  • Alone in the Company of Others: A Novel on Nov. 19, 2010

    Alone in the Company of Others Alone in the Company of Others by Kelly Huddleston is a book for readers (I count myself among them) who believe that the journey is at least as important as the destination. Alone is neither a page turner that we must gobble up as quickly as possible nor a whodunit that requires the exercise of our armchair sleuthing skills, but rather it is an invitation to linger on the page, savor the moment, surrender to the flow and let Huddleston’s exquisite music wash over us and through us. A friend of mine who read a few pages of Alone complained that it was confusing, and I admit that at times Huddleston seems to be throwing handfuls of confetti at the us—I mean the rapid succession of characters and events, like wave after wave of soldiers storming a beachhead, but as we read on we discover that these multicolored bits and pieces of information are actually threads that resolve themselves quite readily into a tapestry that is artfully and intricately interwoven. The novel is narrated by Huddleston’s alter ego, the nubile heroine Camille who is in love with her hunky cousin Russell. Camille lives in a household of great talkers, a regular Greek chorus of them, in fact: Connie, Camille’s mother, who is “nothing but a gear-grinding machine spitting out vowels,” Nurse Regina, who spends “a great deal of time misquoting famous dead people,” the Triplets, who have their own special language ”full of slurred vowels and biting consonants,” Wanda, a voluble veterinarian, and the novelist Andrew, who declares that “squid fishing is a religious experience.” Cousin Wilsie is the family historian. In lieu of talking, he records everything others say on a toy tape recorder and scribbles his own comments on a hand-held blackboard. Huddleston’s Greek chorus is topped off by Duck-Duck, a mute girl who doesn’t speak at all. The author’s orchestral treatment of her material is not limited to her characters and their voices, however. It includes iconic objects such as Teresa’s paperweight dove that killed the voyeur Dennis Goody and Clive Hutch’s gold- plated bowling ball, and themes (before and after the fall, “cousin lust,” hitchhiking men), and all of these interwoven themes, characters, objects and voices come and go like motifs in a symphony. Huddleston, in this superb non-linear novel, displays an adroit handling of shifting timelines without resorting to cumbersome and patronizing flashback devices.

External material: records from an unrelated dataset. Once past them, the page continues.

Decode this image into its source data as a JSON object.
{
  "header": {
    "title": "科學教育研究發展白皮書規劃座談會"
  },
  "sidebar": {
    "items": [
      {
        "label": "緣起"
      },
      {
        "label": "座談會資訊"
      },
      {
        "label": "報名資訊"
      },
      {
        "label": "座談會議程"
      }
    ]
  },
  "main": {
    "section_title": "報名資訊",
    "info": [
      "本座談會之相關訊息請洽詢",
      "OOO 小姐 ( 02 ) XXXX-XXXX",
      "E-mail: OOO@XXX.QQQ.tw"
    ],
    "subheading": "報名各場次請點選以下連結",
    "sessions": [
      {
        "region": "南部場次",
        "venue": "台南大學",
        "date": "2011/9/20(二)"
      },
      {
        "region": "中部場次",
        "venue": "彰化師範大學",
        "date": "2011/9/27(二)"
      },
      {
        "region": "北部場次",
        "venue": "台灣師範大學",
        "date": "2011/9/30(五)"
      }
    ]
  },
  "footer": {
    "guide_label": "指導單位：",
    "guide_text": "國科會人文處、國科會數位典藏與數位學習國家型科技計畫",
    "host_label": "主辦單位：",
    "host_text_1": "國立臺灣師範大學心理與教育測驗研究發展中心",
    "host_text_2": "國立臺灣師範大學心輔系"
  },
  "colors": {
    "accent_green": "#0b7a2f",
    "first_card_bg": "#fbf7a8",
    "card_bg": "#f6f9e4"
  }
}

We can easily lay our hands on plenty of novels that follow the familiar conventional linear structure, but a large percentage of these books are unreadable because their sentences are stacked one on top of the other like wooden planks. We don’t want wooden-plank sentences whose sole object is to move the characters and the reader from point A to point B because this sort of thing is dull and formulaic. A literary novel—and Alone is unquestionably a literary novel—must have texture. It must have patina. It must have style. The words must dance and sparkle and cavort as well as carry the story forward. And in Alone we have it. Word-magic, I mean. Kelly Huddleston unfurls her lyric weaponry on every page, without fail. Huddleston’s precocious heroine-narrator, Camille, the spideress who weaves this magical web, is engaging, literate, quick with her thoughts, sassy and thoroughly unconventional. In other words, she’s good company. You want to stick around while she works the pedals of her loom. You want to hang out with her, to linger on the page, to savor the moment, and consequently, you don’t want this book to end. Alone in the Company of Others does end, of course, and the ending is brilliant, but that’s all I’m going to say about that. Alone in the Company of Others, by Kelly Huddleston. Read this book. Savor it. Linger over the pages as you would linger over an exquisite meal shared with good friends. Donald O’Donovan